(What is being asked) Your task is to copy every line below that contains the word "where".

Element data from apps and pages
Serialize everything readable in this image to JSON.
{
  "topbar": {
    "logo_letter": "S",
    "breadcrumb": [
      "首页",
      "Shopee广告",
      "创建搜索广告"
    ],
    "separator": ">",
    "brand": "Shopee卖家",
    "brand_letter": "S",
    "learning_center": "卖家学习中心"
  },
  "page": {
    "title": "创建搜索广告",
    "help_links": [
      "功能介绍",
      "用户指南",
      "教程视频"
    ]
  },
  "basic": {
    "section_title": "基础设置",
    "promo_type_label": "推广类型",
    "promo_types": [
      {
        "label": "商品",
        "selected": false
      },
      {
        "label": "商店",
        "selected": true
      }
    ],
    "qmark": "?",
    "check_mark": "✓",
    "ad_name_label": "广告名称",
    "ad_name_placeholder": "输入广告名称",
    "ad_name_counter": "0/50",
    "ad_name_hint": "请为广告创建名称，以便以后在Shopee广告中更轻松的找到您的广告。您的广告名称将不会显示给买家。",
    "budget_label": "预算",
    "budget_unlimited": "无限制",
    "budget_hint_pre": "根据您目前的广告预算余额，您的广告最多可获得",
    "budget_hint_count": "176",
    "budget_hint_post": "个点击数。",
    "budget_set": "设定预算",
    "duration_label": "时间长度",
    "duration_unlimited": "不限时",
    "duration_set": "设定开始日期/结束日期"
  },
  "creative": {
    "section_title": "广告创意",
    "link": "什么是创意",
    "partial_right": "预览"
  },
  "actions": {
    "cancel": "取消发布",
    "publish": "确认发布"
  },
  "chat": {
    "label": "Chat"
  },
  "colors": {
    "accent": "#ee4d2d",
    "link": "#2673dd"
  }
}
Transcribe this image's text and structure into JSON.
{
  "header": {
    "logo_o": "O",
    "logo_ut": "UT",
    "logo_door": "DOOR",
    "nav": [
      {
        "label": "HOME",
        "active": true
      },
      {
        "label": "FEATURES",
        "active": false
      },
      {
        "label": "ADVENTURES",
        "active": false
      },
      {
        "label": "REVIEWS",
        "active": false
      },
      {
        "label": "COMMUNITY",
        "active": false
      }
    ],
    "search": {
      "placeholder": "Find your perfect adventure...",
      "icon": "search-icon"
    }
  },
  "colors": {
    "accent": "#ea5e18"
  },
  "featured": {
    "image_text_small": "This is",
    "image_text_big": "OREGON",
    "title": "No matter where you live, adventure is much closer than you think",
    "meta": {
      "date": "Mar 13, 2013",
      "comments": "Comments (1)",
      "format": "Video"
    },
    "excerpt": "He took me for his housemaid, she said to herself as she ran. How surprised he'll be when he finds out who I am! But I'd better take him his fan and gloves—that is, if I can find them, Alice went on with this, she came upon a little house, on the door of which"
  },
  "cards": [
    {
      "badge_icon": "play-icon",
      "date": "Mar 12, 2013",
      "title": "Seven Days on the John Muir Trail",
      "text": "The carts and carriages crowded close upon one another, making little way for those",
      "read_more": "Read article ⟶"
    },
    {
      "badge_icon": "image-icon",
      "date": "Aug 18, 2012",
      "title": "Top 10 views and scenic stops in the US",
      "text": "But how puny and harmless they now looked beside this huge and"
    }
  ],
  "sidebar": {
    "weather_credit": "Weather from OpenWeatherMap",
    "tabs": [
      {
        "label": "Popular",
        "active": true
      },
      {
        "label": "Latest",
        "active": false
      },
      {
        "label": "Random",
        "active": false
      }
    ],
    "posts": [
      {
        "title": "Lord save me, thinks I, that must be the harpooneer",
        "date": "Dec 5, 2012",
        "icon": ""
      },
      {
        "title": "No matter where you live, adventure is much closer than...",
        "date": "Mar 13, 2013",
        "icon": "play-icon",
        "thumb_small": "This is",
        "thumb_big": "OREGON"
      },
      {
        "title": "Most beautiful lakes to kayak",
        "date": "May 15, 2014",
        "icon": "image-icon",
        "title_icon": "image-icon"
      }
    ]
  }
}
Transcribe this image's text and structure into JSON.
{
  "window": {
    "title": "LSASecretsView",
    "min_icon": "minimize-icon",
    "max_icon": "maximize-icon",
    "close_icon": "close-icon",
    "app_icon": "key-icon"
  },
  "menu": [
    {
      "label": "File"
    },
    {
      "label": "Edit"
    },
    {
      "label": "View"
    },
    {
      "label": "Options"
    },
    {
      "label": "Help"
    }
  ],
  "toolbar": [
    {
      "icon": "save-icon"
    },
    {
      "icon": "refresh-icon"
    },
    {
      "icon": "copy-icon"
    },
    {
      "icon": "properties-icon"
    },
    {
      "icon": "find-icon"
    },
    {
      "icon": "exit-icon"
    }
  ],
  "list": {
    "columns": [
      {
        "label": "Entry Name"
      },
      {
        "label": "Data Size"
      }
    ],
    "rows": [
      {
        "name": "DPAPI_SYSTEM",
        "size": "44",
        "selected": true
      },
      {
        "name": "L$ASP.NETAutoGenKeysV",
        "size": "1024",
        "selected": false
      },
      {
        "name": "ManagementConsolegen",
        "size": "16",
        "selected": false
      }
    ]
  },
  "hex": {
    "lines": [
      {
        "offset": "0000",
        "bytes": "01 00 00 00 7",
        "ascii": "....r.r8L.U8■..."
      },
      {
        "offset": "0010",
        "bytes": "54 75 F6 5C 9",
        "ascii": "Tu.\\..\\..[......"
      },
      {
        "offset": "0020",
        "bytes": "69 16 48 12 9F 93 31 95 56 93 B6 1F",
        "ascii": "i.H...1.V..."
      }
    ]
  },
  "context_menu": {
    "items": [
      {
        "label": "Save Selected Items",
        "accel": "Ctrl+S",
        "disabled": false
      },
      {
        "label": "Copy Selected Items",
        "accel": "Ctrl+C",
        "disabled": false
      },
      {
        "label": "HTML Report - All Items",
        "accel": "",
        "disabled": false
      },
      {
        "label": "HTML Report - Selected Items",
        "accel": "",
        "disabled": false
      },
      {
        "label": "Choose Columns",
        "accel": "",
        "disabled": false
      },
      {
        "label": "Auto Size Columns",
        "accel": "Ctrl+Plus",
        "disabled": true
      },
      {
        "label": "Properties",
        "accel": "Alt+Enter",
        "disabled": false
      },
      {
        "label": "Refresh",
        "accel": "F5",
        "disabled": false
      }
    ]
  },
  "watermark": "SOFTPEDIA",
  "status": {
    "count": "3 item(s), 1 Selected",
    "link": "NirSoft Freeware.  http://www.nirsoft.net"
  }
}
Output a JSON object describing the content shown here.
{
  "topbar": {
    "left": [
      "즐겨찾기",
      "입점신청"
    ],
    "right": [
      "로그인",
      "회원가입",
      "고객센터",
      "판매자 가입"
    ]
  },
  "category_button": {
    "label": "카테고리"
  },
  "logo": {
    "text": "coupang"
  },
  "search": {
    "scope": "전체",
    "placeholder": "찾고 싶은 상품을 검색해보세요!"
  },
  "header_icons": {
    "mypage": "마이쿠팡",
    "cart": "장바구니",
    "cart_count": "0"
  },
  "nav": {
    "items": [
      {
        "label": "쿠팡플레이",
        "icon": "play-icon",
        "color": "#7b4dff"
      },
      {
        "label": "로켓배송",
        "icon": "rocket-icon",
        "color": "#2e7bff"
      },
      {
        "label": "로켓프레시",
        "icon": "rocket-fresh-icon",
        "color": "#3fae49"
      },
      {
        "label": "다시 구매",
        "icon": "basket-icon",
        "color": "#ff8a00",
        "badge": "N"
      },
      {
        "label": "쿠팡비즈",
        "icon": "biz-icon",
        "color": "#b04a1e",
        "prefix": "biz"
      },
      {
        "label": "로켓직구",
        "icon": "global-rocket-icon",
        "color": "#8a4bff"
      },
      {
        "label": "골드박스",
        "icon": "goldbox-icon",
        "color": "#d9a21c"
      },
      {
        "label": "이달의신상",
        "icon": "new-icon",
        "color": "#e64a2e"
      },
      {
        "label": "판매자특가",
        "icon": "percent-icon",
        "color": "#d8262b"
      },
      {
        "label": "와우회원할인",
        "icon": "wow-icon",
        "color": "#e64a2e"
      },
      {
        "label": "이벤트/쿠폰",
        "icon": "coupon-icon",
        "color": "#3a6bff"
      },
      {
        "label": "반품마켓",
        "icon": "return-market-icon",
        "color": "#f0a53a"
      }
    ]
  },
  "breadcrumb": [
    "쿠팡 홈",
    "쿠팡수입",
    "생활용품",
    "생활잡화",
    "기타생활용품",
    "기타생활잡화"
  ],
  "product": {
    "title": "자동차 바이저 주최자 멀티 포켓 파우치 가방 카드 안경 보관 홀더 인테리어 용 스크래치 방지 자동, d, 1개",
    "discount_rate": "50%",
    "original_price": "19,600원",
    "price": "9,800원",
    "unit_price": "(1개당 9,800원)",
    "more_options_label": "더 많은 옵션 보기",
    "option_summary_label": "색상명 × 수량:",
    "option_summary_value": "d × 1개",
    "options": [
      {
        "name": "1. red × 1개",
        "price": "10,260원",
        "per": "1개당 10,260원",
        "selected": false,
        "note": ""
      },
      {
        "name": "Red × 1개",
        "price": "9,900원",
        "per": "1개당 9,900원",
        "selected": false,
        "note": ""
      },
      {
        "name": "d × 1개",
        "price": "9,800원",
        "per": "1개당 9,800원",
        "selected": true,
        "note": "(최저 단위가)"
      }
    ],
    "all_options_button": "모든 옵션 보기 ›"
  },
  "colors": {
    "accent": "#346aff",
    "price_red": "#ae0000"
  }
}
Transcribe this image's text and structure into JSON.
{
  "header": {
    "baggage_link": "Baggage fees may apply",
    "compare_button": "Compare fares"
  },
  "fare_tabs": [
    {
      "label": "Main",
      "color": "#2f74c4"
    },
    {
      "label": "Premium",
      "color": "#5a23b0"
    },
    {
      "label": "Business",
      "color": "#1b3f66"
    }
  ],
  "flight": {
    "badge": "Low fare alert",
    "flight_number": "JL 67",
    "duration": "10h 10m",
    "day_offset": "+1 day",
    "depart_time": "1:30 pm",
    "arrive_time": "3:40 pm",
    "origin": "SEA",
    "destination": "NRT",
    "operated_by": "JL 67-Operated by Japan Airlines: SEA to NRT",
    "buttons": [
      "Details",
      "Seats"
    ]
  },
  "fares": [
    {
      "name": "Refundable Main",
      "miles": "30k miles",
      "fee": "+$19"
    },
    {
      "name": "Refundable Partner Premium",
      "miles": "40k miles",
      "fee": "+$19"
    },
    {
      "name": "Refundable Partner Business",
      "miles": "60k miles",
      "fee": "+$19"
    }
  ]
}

(Solution to this exercise)
    "title": "No matter where you live, adventure is much closer than you think",
        "title": "No matter where you live, adventure is much closer than...",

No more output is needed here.